App and web page records:
# # # #

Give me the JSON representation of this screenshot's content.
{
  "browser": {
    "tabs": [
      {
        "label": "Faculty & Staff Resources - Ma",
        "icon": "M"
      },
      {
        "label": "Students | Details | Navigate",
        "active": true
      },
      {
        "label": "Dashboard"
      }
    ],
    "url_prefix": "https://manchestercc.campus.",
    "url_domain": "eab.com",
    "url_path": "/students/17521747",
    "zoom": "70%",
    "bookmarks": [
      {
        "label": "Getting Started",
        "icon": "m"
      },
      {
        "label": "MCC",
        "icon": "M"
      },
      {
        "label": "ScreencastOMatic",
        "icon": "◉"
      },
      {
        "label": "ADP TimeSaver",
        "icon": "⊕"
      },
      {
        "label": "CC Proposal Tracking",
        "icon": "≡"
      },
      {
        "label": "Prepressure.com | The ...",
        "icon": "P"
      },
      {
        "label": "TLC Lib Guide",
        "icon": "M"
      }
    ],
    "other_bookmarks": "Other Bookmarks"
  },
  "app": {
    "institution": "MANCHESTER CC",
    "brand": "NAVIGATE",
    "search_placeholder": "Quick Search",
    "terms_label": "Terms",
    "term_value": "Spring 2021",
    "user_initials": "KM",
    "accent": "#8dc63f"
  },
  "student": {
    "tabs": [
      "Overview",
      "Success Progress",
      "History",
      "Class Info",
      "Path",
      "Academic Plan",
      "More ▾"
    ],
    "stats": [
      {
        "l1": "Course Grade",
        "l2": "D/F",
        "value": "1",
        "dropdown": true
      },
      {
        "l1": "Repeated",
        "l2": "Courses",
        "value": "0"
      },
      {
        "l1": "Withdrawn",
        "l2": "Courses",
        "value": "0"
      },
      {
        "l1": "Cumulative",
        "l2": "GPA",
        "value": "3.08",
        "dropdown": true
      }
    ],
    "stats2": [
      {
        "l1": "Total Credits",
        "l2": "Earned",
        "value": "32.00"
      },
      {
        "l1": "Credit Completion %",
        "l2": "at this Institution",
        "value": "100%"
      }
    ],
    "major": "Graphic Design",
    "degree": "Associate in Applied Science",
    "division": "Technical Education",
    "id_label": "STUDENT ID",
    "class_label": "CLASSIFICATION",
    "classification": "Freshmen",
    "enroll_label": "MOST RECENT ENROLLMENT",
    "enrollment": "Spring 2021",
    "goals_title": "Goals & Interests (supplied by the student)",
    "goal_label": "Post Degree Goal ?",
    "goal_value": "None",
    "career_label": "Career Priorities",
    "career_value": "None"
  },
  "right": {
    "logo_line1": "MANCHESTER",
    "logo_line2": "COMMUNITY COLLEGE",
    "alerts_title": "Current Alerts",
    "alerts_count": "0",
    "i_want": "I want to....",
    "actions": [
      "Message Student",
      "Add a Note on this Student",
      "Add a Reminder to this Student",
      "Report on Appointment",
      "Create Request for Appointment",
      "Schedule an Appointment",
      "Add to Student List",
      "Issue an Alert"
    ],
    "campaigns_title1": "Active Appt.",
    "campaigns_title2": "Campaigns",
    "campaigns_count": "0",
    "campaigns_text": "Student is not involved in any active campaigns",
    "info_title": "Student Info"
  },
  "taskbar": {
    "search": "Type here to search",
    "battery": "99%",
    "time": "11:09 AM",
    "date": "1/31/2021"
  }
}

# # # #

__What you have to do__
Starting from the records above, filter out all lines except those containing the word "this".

__Exercise solution__
Give me the JSON representation of this screenshot's content.
        "l2": "at this Institution",
      "Add a Note on this Student",
      "Add a Reminder to this Student",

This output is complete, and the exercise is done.